Follow TV Tropes

Following

Series / Toon Heads

Go To

https://static.tvtropes.org/pmwiki/pub/images/thumbnailCAP9JBM2_7996.jpg
Advertisement:

Toon Heads was a classic anthology series that aired from October 1992 to November 2003 on Cartoon Network, though the episodes that most viewers would be familiar with are the Leslie Fram-narrated episodes that aired from 1996 to 2003.

In it's original format Toonheads aired Monday through Friday at 11pm and only ran for fifteen minutes, usually allotting one or two cartoons with narration by Don Kennedy. In 1995 the show was given it's promotion to the full half hour format with three segments and was aired at midnight. Several of these were repackages of the original week long segments. Toonheads went briefly off the air in 1996 until it returned with Leslie Fram now narrating and the format most recognize in place.

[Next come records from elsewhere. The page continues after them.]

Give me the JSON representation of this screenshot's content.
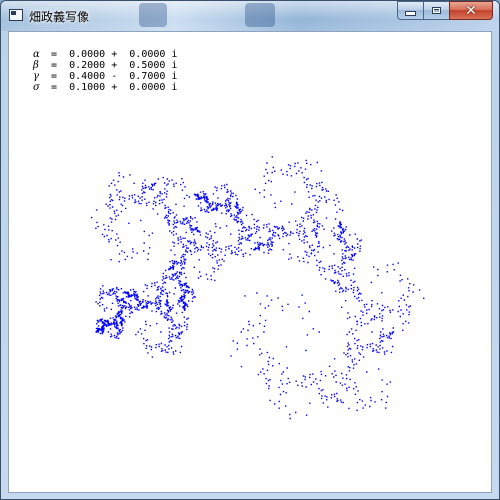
{
  "window": {
    "title": "畑政義写像",
    "close_symbol": "✕"
  },
  "parameters": [
    {
      "symbol": "α",
      "text": " =  0.0000 +  0.0000 i"
    },
    {
      "symbol": "β",
      "text": " =  0.2000 +  0.5000 i"
    },
    {
      "symbol": "γ",
      "text": " =  0.4000 -  0.7000 i"
    },
    {
      "symbol": "σ",
      "text": " =  0.1000 +  0.0000 i"
    }
  ],
  "fractal": {
    "color": "#0000ff",
    "alpha": [
      0.0,
      0.0
    ],
    "beta": [
      0.2,
      0.5
    ],
    "gamma": [
      0.4,
      -0.7
    ],
    "sigma": [
      0.1,
      0.0
    ]
  },
  "colors": {
    "titlebar": "#a4c1e0",
    "client_background": "#ffffff",
    "close_button": "#c4412a"
  }
}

From then on it was always aired during primetime (and, in the last years of the show, going even later at night after Adult Swim finished), this program showed a large variety of common and rare classic cartoons from many studios, from the Warner Bros.. and MGM cartoon catalogs to more obscure studios like Fleischer Studios. In the beginning it featured a wider range of subjects compared to how it existed in the last seasons where it was rare to see something not from WB or MGM.

Advertisement:

Each episode had a theme: some episodes focused on the creation and evolution of a certain character (like how Daffy went from a wacky duck to a greedy, egotistical jerk or how the early version of Elmer Fudd had him as a fat man), some showed highlights of a director's work, and some episodes touched on more esoteric themes, like cartoons that made fun of Hollywood movies and actors, musical cartoons, cartoons that took place in space, cartoons that had one-shot characters in them, and even cartoons that centered on the hilarity that ensued when a character tries to get some sleep. One episode even focused on the plagiarism allegations between Warner Bros. "Rhapsody Rabbit" and MGM's "The Cat Concerto".

The cartoons were mostly shown uncut and uncensored (though not as much as, say, what you'd find on The Bob Clampett Show or even The Popeye Show), which allowed this program to show many cartoons that were taboo for daytime television, like such wholesome fare as The Ducktators and Blitz Wolf, and was supplanted by classic cartoon trivia and rare interviews with Golden Age veterans. The program was a hit, running for 82 episodes, with two hour-long specials (The Lost Cartoons and World War II cartoons. There was also going to be another special episode called The Worst Cartoons Ever, but this was never aired and it's not known if this was even made) and one half-hour special which was never aired (the one that would have had all — or at least, three of — the Bugs Bunny cartoons that were banned from the 2001 June Bugs marathon due to having ethnic and racial stereotyping).

Advertisement:

The program as we remember it no longer exists, ending in November 2003 (the last episode was called "The Boys from Kansas City", about the works from the Kansas City animators who went on to become household names for Warner Bros. and MGM), with a Christmas Special aired in 2005. Two additional specials called "Toonheads: The Lost Cartoons" and "Toonheads: The Wartime Cartoons" were made but so far, only the former is on DVD; included on Looney Tunes Golden Collection Vol. 1 and disc 3 of the Blu-Ray version of Looney Tunes Platinum Collection.

A partial list of episodes can be found here.


Tropes Related to This Show:

  • Animated Anthology: It's a show full of cartoon shorts, with fun facts and trivia questions sprinkled in.
  • Baseball Episode: One episode was made up entirely of baseball shorts: Gone Batty, Batty Baseball, and Baseball Bugs.
  • Deep South: The theme of an episode that showed Southern Fried Rabbit, Backwoods Bunny, and The Dixie Fryer.
  • Early Installment Weirdness:
    • The original format itself before it became the half hour three shorts so is this for people familiar to the later version.
    • In its original seasons Toonheads had a bit wider scope in what it showed including works from Fleischer, Hanna Barbera and Jay Ward being included as well as more obscure stunts like Nudnik and the Night of Independent Animation. Once the Kellner-Cohen feud began and the network had itself segmented more Toonheads pretty much only showed WB and MGM shorts with an occasional Fleischer (which is the version most viewers remember).
  • Long Runner: The series lasted from 1992-2003.
  • Pun-Based Title: On the term "Eggheads", hence the recurring egg/chicken farm motif in the bridging segments and focus on obscure cartoon trivia.

Top

How well does it match the trope?

Example of:

/

Media sources:

/

Report